  33.  Non-drug Strategies to Manage Behaviors Only use strategies that maintain your loved one’s personhood with dignity and respect.

  34.  Non-drug Strategies to Manage Behaviors • Use “therapeutic fibbing.” • With dementia, comfort and peace are more important than honesty. • Respond from your loved one's reality. • Use words that don't worry or agitate - even if they aren't quite true. • Then use distraction or deflection. "Tell me about....“ For example, if a person wants to go home, say, “Let’s eat dinner first" and "Tell me about your home."

  35.  Non-drug Strategies to Manage Behaviors • OR be an improv actor. • Accept their reality and flow with it. • Listen with an open mind; respond to emotions more than words. • Agree verbally or non-verbally and accept your given role. • Stay in the moment, in the here and now. • Make contributions that slowly move the action towards your goal without conflict. • Use invitations, which include; not directives, which divide. • Give yourself permission to fail.

  36.  Non-drug Strategies to Manage Behaviors Consult with your loved one’s health care team. Don’t try to do everything yourself.

  37.  Non-drug Strategies to Manage Behaviors Are you ready to…

  38.  Alternative Non-drug Therapies • Are used in combination with traditional medicine. • Often lead to the need for fewer drugs and a better quality of life. • Are safer and often more effective than many drug treatments. • Are person-centered with the focus on treating the whole person. • Make the person more comfortable and decrease stress and pain.

  39.  Alternative Non-drug Therapies

  40.  Alternative Non-drug Therapies

  41.  Alternative Non-drug Therapies Which do you want to use? Learn how to use each of the therapies and their benefits at

  42. See • Presentation abstract • Presenters’ LBD background • Presentation poster • Presentation slide deck • Additional care partner resources on each topic

  43. For More Information about LBD

  44. For Support Face-to-face LBDA-sponsored support groups: See Online support group for spouses of people living with LBD: LBDA-sponsored online support group for people living with LBD: LBDA-sponsored online support group for care partners of people living with LBD: LBDA-sponsored online support group for people living with LBD and their care partners who are newly diagnosed with LBD and those who have early symptoms of LBD:
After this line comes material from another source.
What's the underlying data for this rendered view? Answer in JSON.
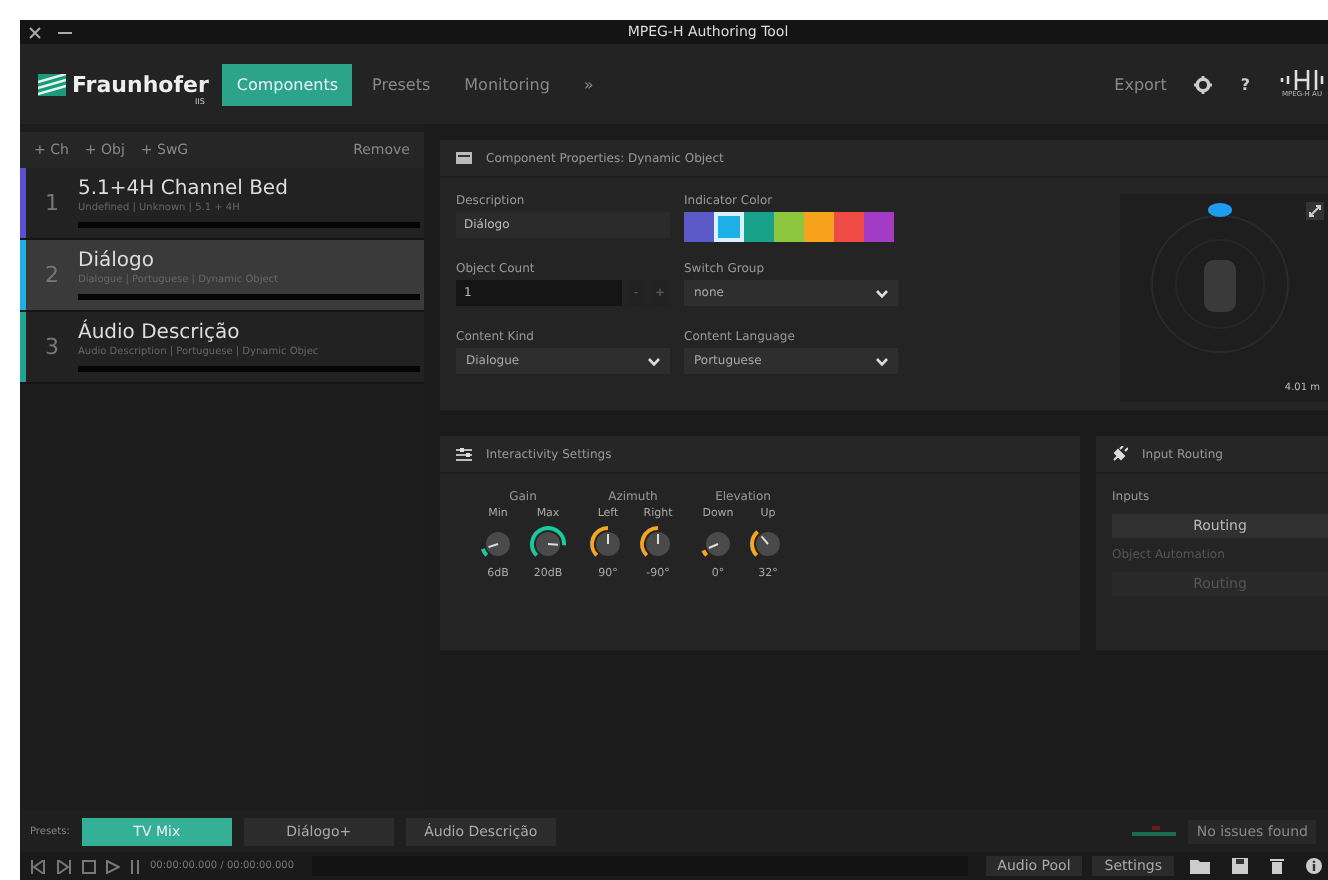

  45. To Use These Materials LBD support group facilitators and others who provide educational and awareness activities may use these materials. • Please do not modify them. • Please include appropriate credit to the authors. • Please contact the authors if you have any questions.
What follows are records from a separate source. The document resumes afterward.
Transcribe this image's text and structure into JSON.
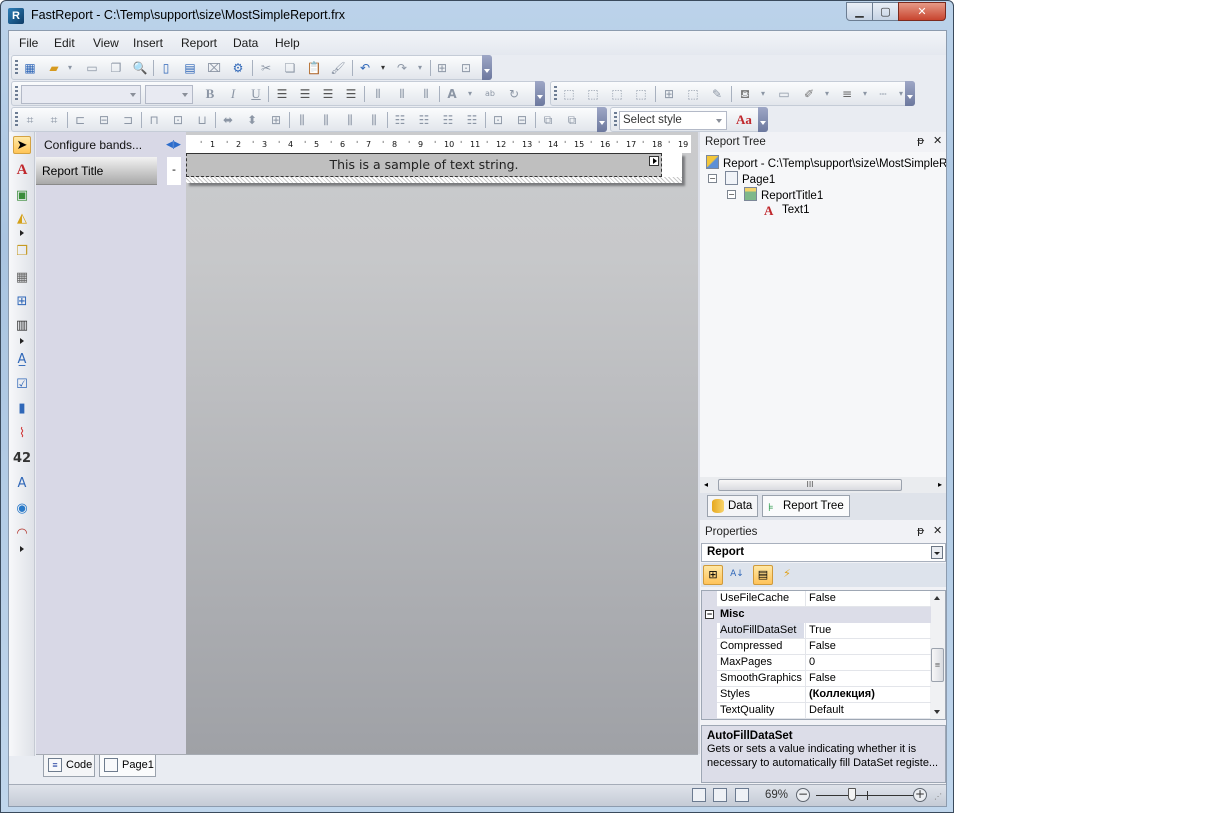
{
  "window": {
    "title": "FastReport - C:\\Temp\\support\\size\\MostSimpleReport.frx",
    "app_icon_letter": "R",
    "controls": {
      "minimize": "▁",
      "maximize": "▢",
      "close": "✕"
    }
  },
  "menu": [
    "File",
    "Edit",
    "View",
    "Insert",
    "Report",
    "Data",
    "Help"
  ],
  "toolbars": {
    "standard": [
      "new-report",
      "open",
      "save",
      "save-all",
      "preview",
      "new-page",
      "new-dialog",
      "delete-page",
      "page-setup",
      "cut",
      "copy",
      "paste",
      "format-painter",
      "undo",
      "redo",
      "group",
      "ungroup"
    ],
    "text": {
      "font_name": "",
      "font_size": "",
      "buttons": [
        "bold",
        "italic",
        "underline",
        "align-left",
        "align-center",
        "align-right",
        "justify",
        "align-top",
        "align-middle",
        "align-bottom",
        "font-color",
        "highlight",
        "rotate"
      ],
      "bold_glyph": "B",
      "italic_glyph": "I",
      "underline_glyph": "U"
    },
    "border": [
      "top-line",
      "bottom-line",
      "left-line",
      "right-line",
      "all-lines",
      "no-lines",
      "border-editor",
      "fill-color",
      "fill-editor",
      "line-color",
      "line-width",
      "line-style"
    ],
    "layout": [
      "align-to-grid",
      "fit-to-grid",
      "align-lefts",
      "align-centers",
      "align-rights",
      "align-tops",
      "align-middles",
      "align-bottoms",
      "same-width",
      "same-height",
      "same-size",
      "space-horz",
      "increase-horz",
      "decrease-horz",
      "remove-horz",
      "space-vert",
      "increase-vert",
      "decrease-vert",
      "remove-vert",
      "center-horz",
      "center-vert",
      "bring-front",
      "send-back"
    ],
    "style": {
      "placeholder": "Select style",
      "style_editor_glyph": "Aa"
    }
  },
  "objects_toolbar": [
    "pointer",
    "text",
    "picture",
    "shapes",
    "subreport",
    "table",
    "matrix",
    "barcode",
    "rich-text",
    "checkbox",
    "chart",
    "sparkline",
    "zip-code",
    "cellular-text",
    "map",
    "gauge"
  ],
  "bands": {
    "configure_label": "Configure bands...",
    "items": [
      {
        "label": "Report Title",
        "collapse": "-"
      }
    ]
  },
  "designer": {
    "ruler_ticks": [
      "1",
      "2",
      "3",
      "4",
      "5",
      "6",
      "7",
      "8",
      "9",
      "10",
      "11",
      "12",
      "13",
      "14",
      "15",
      "16",
      "17",
      "18",
      "19"
    ],
    "sample_text": "This is a sample of text string."
  },
  "page_tabs": [
    {
      "label": "Code",
      "icon": "code-icon"
    },
    {
      "label": "Page1",
      "icon": "page-icon",
      "active": true
    }
  ],
  "status": {
    "zoom_label": "69%",
    "zoom_fraction": 0.35,
    "zoom_minus": "−",
    "zoom_plus": "+"
  },
  "report_tree": {
    "title": "Report Tree",
    "pin": "ᵽ",
    "close": "✕",
    "nodes": [
      {
        "label": "Report - C:\\Temp\\support\\size\\MostSimpleReport.frx",
        "level": 0,
        "icon": "report-icon"
      },
      {
        "label": "Page1",
        "level": 1,
        "icon": "page-icon"
      },
      {
        "label": "ReportTitle1",
        "level": 2,
        "icon": "band-icon"
      },
      {
        "label": "Text1",
        "level": 3,
        "icon": "text-icon"
      }
    ],
    "scroll_grip": "III",
    "dock_tabs": [
      {
        "label": "Data",
        "icon": "database-icon"
      },
      {
        "label": "Report Tree",
        "icon": "tree-icon",
        "active": true
      }
    ]
  },
  "properties": {
    "title": "Properties",
    "pin": "ᵽ",
    "close": "✕",
    "selected_object": "Report",
    "rows": [
      {
        "name": "UseFileCache",
        "value": "False"
      },
      {
        "category": "Misc",
        "toggle": "−"
      },
      {
        "name": "AutoFillDataSet",
        "value": "True",
        "selected": true
      },
      {
        "name": "Compressed",
        "value": "False"
      },
      {
        "name": "MaxPages",
        "value": "0"
      },
      {
        "name": "SmoothGraphics",
        "value": "False"
      },
      {
        "name": "Styles",
        "value": "(Коллекция)",
        "bold": true
      },
      {
        "name": "TextQuality",
        "value": "Default"
      }
    ],
    "description": {
      "title": "AutoFillDataSet",
      "line1": "Gets or sets a value indicating whether it is",
      "line2": "necessary to automatically fill DataSet registe..."
    }
  }
}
  46. Contact Information Rosemary Dawson 703.501.4586 Helen and Jim Whitworth 480.628.8356